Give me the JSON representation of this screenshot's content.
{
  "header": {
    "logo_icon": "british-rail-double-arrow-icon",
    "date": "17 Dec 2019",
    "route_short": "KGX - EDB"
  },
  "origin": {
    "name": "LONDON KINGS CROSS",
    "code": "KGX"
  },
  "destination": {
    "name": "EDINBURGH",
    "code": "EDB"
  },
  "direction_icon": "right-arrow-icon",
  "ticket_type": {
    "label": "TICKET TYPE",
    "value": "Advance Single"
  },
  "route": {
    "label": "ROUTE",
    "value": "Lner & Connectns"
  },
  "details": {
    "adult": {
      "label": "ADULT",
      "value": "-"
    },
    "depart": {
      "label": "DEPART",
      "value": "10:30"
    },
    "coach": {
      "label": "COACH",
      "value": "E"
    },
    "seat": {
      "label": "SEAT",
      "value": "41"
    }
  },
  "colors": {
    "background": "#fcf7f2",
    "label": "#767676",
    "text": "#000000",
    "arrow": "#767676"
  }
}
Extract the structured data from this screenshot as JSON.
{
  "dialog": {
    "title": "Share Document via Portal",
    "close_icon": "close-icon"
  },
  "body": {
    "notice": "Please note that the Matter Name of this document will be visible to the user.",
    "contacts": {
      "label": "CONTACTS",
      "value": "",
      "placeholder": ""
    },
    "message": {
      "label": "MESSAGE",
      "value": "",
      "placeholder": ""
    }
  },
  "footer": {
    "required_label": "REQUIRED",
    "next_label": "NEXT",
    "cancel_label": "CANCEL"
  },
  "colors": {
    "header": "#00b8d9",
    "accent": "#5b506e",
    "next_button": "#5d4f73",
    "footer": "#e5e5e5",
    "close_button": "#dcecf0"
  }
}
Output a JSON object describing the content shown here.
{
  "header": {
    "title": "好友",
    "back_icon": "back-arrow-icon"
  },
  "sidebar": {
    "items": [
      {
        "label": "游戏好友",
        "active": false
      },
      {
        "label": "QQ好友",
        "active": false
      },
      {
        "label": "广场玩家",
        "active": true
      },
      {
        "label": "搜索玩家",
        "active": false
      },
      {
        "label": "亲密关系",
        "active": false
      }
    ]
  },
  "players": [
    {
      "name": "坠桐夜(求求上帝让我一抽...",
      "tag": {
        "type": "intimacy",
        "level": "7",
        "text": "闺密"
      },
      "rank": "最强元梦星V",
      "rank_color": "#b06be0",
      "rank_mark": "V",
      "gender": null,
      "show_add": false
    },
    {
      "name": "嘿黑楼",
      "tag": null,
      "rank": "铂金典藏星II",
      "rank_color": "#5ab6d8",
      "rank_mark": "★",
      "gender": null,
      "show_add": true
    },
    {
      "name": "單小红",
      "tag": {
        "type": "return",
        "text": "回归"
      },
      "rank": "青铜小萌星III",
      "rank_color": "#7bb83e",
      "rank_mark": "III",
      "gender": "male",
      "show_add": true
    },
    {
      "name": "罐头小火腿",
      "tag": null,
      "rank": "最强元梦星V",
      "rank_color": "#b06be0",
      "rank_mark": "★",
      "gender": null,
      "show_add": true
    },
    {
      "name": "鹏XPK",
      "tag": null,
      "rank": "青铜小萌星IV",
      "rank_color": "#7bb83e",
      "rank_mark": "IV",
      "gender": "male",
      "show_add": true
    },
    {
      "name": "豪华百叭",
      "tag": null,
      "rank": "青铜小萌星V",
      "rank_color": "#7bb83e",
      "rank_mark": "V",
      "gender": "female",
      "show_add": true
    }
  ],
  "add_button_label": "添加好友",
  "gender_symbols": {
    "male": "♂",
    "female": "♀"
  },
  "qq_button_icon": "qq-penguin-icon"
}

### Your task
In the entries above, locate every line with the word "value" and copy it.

### Written solution
    "value": "Advance Single"
    "value": "Lner & Connectns"
      "value": "-"
      "value": "10:30"
      "value": "E"
      "value": "41"
      "value": "",
      "value": "",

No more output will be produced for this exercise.